The federal government said Friday that it will give farmers an additional $14bn to compensate them for the difficulties they have experienced selling their crops, milk and meat because of the coronavirus pandemic.
The United States Department of Agriculture released details of its plan that it said will provide “financial assistance that gives producers the ability to absorb increased marketing costs associated with the COVID-19 pandemic”.
President Donald Trump first mentioned the aid in a speech Thursday night in Wisconsin, a presidential battleground state that is considered vital for his chances to win a second term.
The additional payments illustrate the importance of farmers as a voting block to Trump’s re-election. He addressed them in Wisconsin directly, saying, “You gotta love Trump,” and promising favourable trade and regulatory changes, as well as tax cuts.
“Now, we have to get four more years to cement it, and to do additional things,” he said.
The coronavirus pandemic has created several problems for farmers. Lowered availability of labour has reduced crop and livestock production, as well as processing capacity in meatpacking plants and other facilities. These problems have pushed prices that farmers receive for commodities lower. They have also seen a drop in demand for some products as fewer people have been eating out. Farm households also have suffered from loss of income from off-farm jobs that they use to fund farm production needs, household living expenses and payments on farm business debt.
Agriculture groups applauded the additional money, much of which will come in direct payments for crops that meet a specified threshold of price decline. They include corn, soybeans, wheat and some cotton.
Chicken, eggs, milk, beef cattle, pigs and lambs also will be covered, as will tobacco, wool, alfalfa, oats, peanuts, rice and hemp.
Farmers can begin signing up for the money on Monday.
“We listened to feedback received from farmers, ranchers and agricultural organizations about the impact of the pandemic on our nations’ farms and ranches, and we developed a program to better meet the needs of those impacted,” Secretary of Agriculture Perdue said in a statement.
The program places a payment cap of $250,000 a person or farm entity for all commodities combined. Gross income cannot be more than $900,000, unless at least 75 per cent or more of their income is derived from farming, ranching or forestry-related activities.
In April, the administration rolled out a $19bn programme, most of which was in the form of direct farm payments. That followed $28bn the federal government gave farmers to compensate for two years of disruptions caused by Trump’s tariff battles with trading partners.
Some crop and livestock groups have criticised the way previous aid was divided, and National Farmers Union President Rob Larew made it clear in a statement that farmers want the money distributed fairly.
“The first round of funding, though greatly appreciated, was not without its flaws,” Larew said. “Not only did it favour large farms over smaller ones, it also sent millions of dollars to foreign-owned operations and excluded some farmers entirely.”
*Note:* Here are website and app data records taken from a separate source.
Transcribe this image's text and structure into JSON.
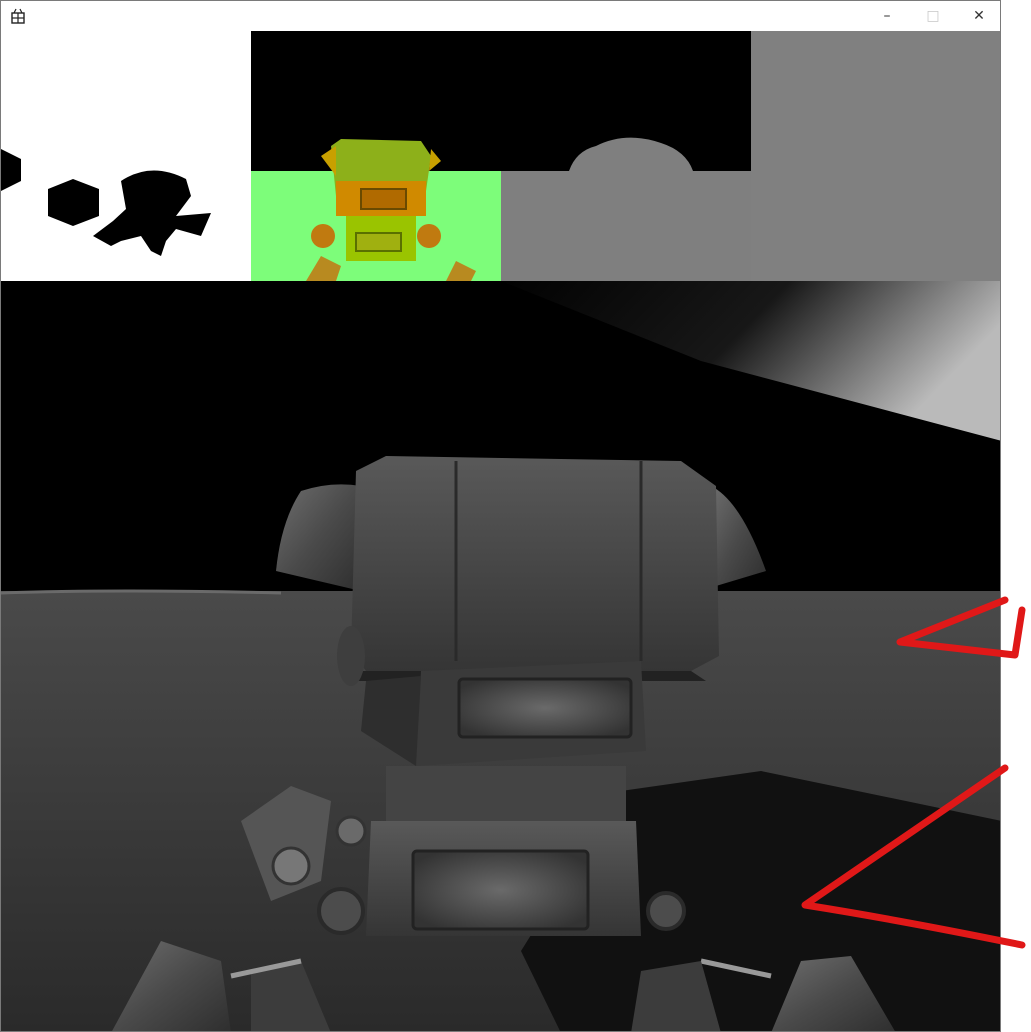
{
  "window": {
    "title": "",
    "icons": {
      "app": "app-icon",
      "minimize": "minimize-icon",
      "maximize": "maximize-icon",
      "close": "close-icon"
    },
    "controls": {
      "minimize": "–",
      "maximize": "□",
      "close": "✕"
    }
  },
  "viewport": {
    "description_items": [
      "mask-buffer-thumbnail",
      "normal-buffer-thumbnail",
      "depth-buffer-thumbnail",
      "shadow-map-thumbnail",
      "robot-render"
    ]
  },
  "colors": {
    "titlebar": "#ffffff",
    "viewport_bg": "#000000",
    "floor": "#3a3a3a",
    "normal_green": "#7dfd7a",
    "depth_gray": "#808080",
    "annotation_red": "#e01818"
  }
}
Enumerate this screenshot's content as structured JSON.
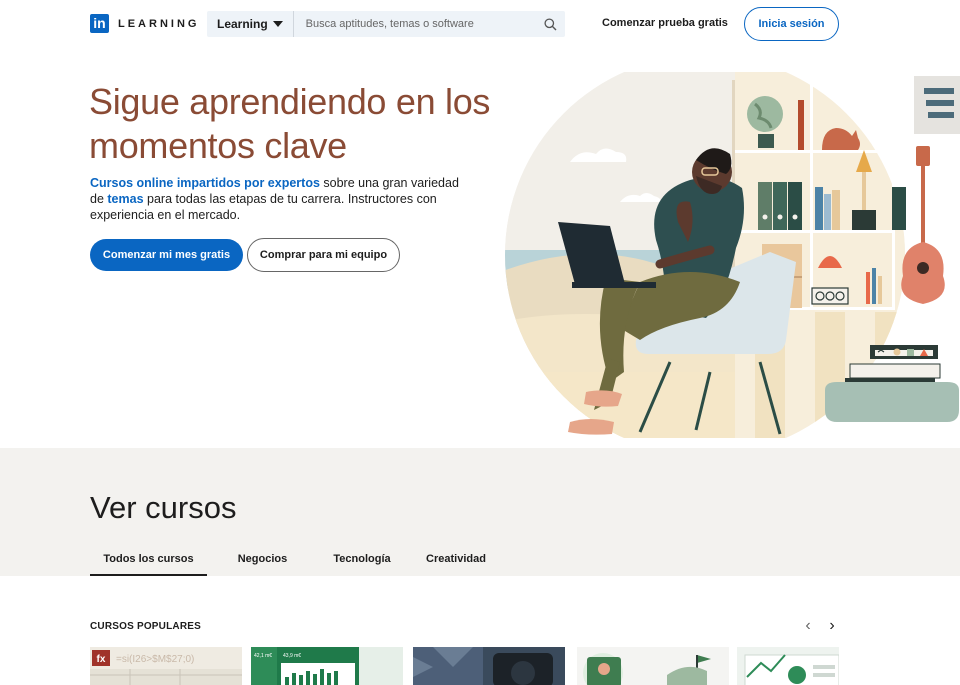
{
  "header": {
    "logo_mark": "in",
    "logo_text": "LEARNING",
    "search": {
      "dropdown_label": "Learning",
      "placeholder": "Busca aptitudes, temas o software"
    },
    "trial_link": "Comenzar prueba gratis",
    "signin_button": "Inicia sesión"
  },
  "hero": {
    "title_line1": "Sigue aprendiendo en los",
    "title_line2": "momentos clave",
    "desc_link1": "Cursos online impartidos por expertos",
    "desc_part1": " sobre una gran variedad de ",
    "desc_link2": "temas",
    "desc_part2": " para todas las etapas de tu carrera. Instructores con experiencia en el mercado.",
    "primary_button": "Comenzar mi mes gratis",
    "secondary_button": "Comprar para mi equipo"
  },
  "browse": {
    "title": "Ver cursos",
    "tabs": [
      {
        "label": "Todos los cursos"
      },
      {
        "label": "Negocios"
      },
      {
        "label": "Tecnología"
      },
      {
        "label": "Creatividad"
      }
    ]
  },
  "popular": {
    "title": "CURSOS POPULARES",
    "prev_glyph": "‹",
    "next_glyph": "›",
    "card1_fx": "fx",
    "card1_formula": "=si(I26>$M$27;0)",
    "card2_label_a": "42,1 m€",
    "card2_label_b": "43,9 m€"
  },
  "colors": {
    "brand_blue": "#0a66c2",
    "hero_title": "#8a4b35",
    "section_bg": "#f3f2ef"
  },
  "icons": [
    "search-icon",
    "chevron-left-icon",
    "chevron-right-icon",
    "caret-down-icon"
  ]
}
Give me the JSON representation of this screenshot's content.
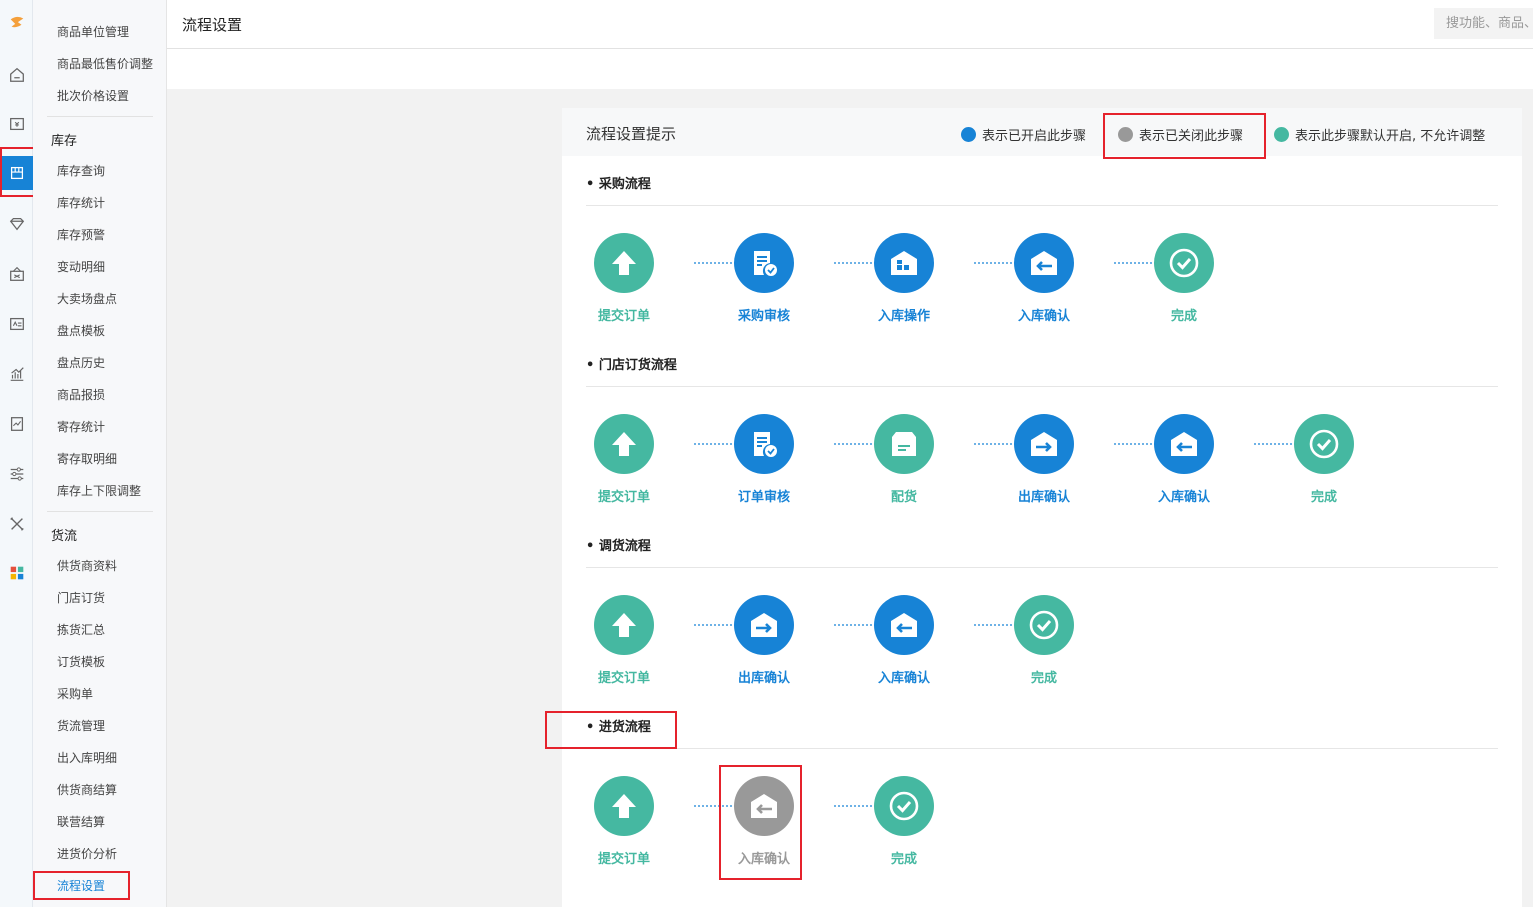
{
  "colors": {
    "open": "#1783d6",
    "closed": "#999999",
    "fixed": "#45b8a1",
    "highlight": "#e5222c",
    "logo": "#f4a03c"
  },
  "header": {
    "title": "流程设置",
    "search_placeholder": "搜功能、商品、"
  },
  "rail_icons": [
    "logo-icon",
    "home-icon",
    "finance-icon",
    "inventory-icon",
    "member-icon",
    "promotion-icon",
    "card-icon",
    "chart-icon",
    "report-icon",
    "settings-sliders-icon",
    "tools-icon",
    "apps-icon"
  ],
  "submenu": {
    "top_items": [
      "商品单位管理",
      "商品最低售价调整",
      "批次价格设置"
    ],
    "groups": [
      {
        "title": "库存",
        "items": [
          "库存查询",
          "库存统计",
          "库存预警",
          "变动明细",
          "大卖场盘点",
          "盘点模板",
          "盘点历史",
          "商品报损",
          "寄存统计",
          "寄存取明细",
          "库存上下限调整"
        ]
      },
      {
        "title": "货流",
        "items": [
          "供货商资料",
          "门店订货",
          "拣货汇总",
          "订货模板",
          "采购单",
          "货流管理",
          "出入库明细",
          "供货商结算",
          "联营结算",
          "进货价分析",
          "流程设置"
        ]
      }
    ]
  },
  "card": {
    "title": "流程设置提示",
    "legend": [
      {
        "label": "表示已开启此步骤",
        "color": "#1783d6"
      },
      {
        "label": "表示已关闭此步骤",
        "color": "#999999"
      },
      {
        "label": "表示此步骤默认开启, 不允许调整",
        "color": "#45b8a1"
      }
    ],
    "flows": [
      {
        "title": "• 采购流程",
        "steps": [
          {
            "label": "提交订单",
            "state": "fixed",
            "icon": "upload-icon"
          },
          {
            "label": "采购审核",
            "state": "open",
            "icon": "audit-icon"
          },
          {
            "label": "入库操作",
            "state": "open",
            "icon": "warehouse-icon"
          },
          {
            "label": "入库确认",
            "state": "open",
            "icon": "inbound-icon"
          },
          {
            "label": "完成",
            "state": "fixed",
            "icon": "check-icon"
          }
        ]
      },
      {
        "title": "• 门店订货流程",
        "steps": [
          {
            "label": "提交订单",
            "state": "fixed",
            "icon": "upload-icon"
          },
          {
            "label": "订单审核",
            "state": "open",
            "icon": "audit-icon"
          },
          {
            "label": "配货",
            "state": "fixed",
            "icon": "box-icon"
          },
          {
            "label": "出库确认",
            "state": "open",
            "icon": "outbound-icon"
          },
          {
            "label": "入库确认",
            "state": "open",
            "icon": "inbound-icon"
          },
          {
            "label": "完成",
            "state": "fixed",
            "icon": "check-icon"
          }
        ]
      },
      {
        "title": "• 调货流程",
        "steps": [
          {
            "label": "提交订单",
            "state": "fixed",
            "icon": "upload-icon"
          },
          {
            "label": "出库确认",
            "state": "open",
            "icon": "outbound-icon"
          },
          {
            "label": "入库确认",
            "state": "open",
            "icon": "inbound-icon"
          },
          {
            "label": "完成",
            "state": "fixed",
            "icon": "check-icon"
          }
        ]
      },
      {
        "title": "• 进货流程",
        "steps": [
          {
            "label": "提交订单",
            "state": "fixed",
            "icon": "upload-icon"
          },
          {
            "label": "入库确认",
            "state": "closed",
            "icon": "inbound-icon"
          },
          {
            "label": "完成",
            "state": "fixed",
            "icon": "check-icon"
          }
        ]
      }
    ]
  }
}
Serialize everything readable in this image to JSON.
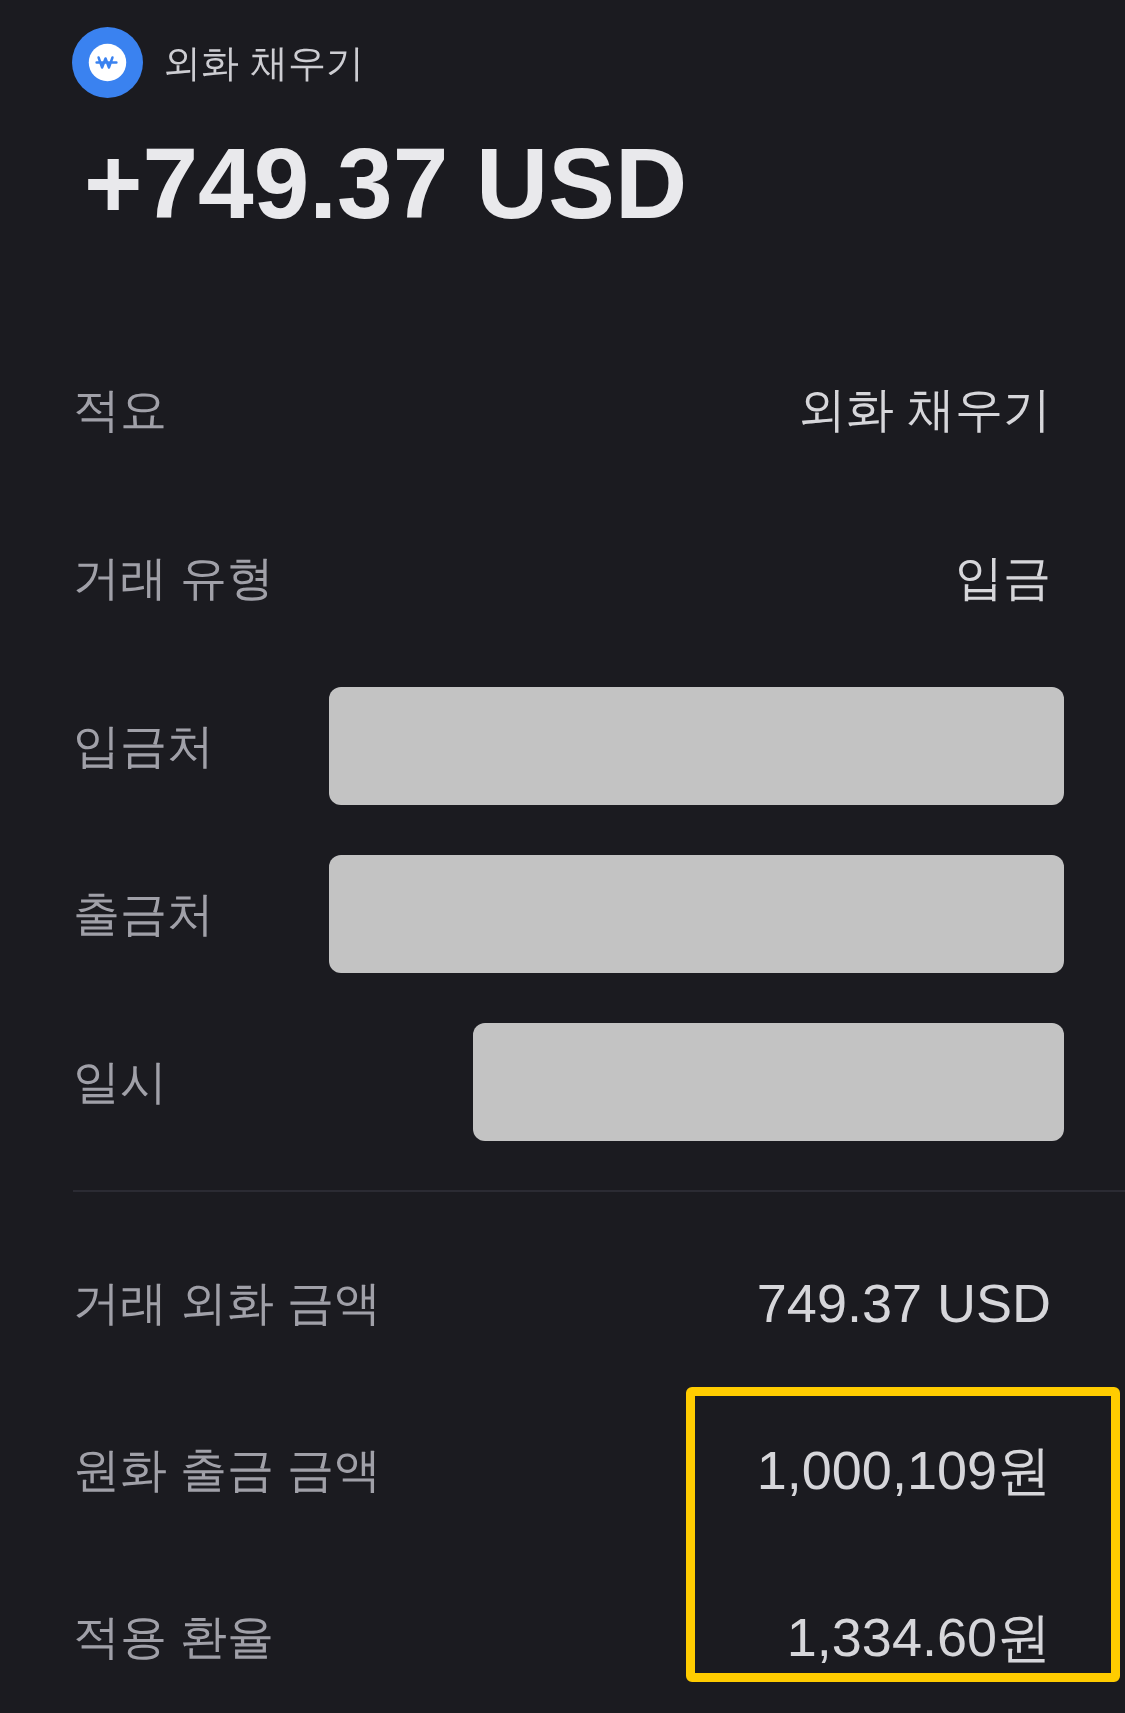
{
  "header": {
    "title": "외화 채우기",
    "amount": "+749.37 USD"
  },
  "details": [
    {
      "label": "적요",
      "kind": "text",
      "value": "외화 채우기"
    },
    {
      "label": "거래 유형",
      "kind": "text",
      "value": "입금"
    },
    {
      "label": "입금처",
      "kind": "redacted"
    },
    {
      "label": "출금처",
      "kind": "redacted"
    },
    {
      "label": "일시",
      "kind": "redacted"
    }
  ],
  "amounts": [
    {
      "label": "거래 외화 금액",
      "value": "749.37 USD",
      "highlighted": false
    },
    {
      "label": "원화 출금 금액",
      "value": "1,000,109원",
      "highlighted": true
    },
    {
      "label": "적용 환율",
      "value": "1,334.60원",
      "highlighted": true
    }
  ]
}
He asked for congressional oversight and for the USDA to ensure that payments “are commensurate with demonstrated need”.
Scott Irwin, a University of Illinois professor who focuses on agricultural markets, said the federal payments have offset a “triple whammy” of low commodity prices, a trade war with China and a drop in demand due to the coronavirus. It is hard to overstate how much the payments have helped some Midwest corn and soybean farmers, Irwin said, noting that a University of Illinois analysis found that in 2019, various federal support programmes were responsible for 90 per cent of a median grain operation’s net farm income in Illinois.
“It has basically stopped the agricultural boat from leaking,” Irwin said. “It’s been so big under President Trump that, at least for the time being, the financial picture in agriculture is not going backward.”
Even as federal support has been responsible for more than one-third of US net farm income in 2020, Irwin said many farmers still are struggling because of poor prices.
“No one is getting rich from of all this aid because the market prices have been so low, but it has stopped the bleeding financially,” Irwin said.
The money for the farm programmes comes from the Commodity Credit Corporation, which was created in 1933. It has authority from Congress to borrow up to $30bn from the US Treasury and private lending agencies.
With the latest round of aid, the CCC may deplete its current limits, requiring a continuing resolution by Congress to replenish its funding, said John Newton, chief economist for the American Farm Bureau Federation.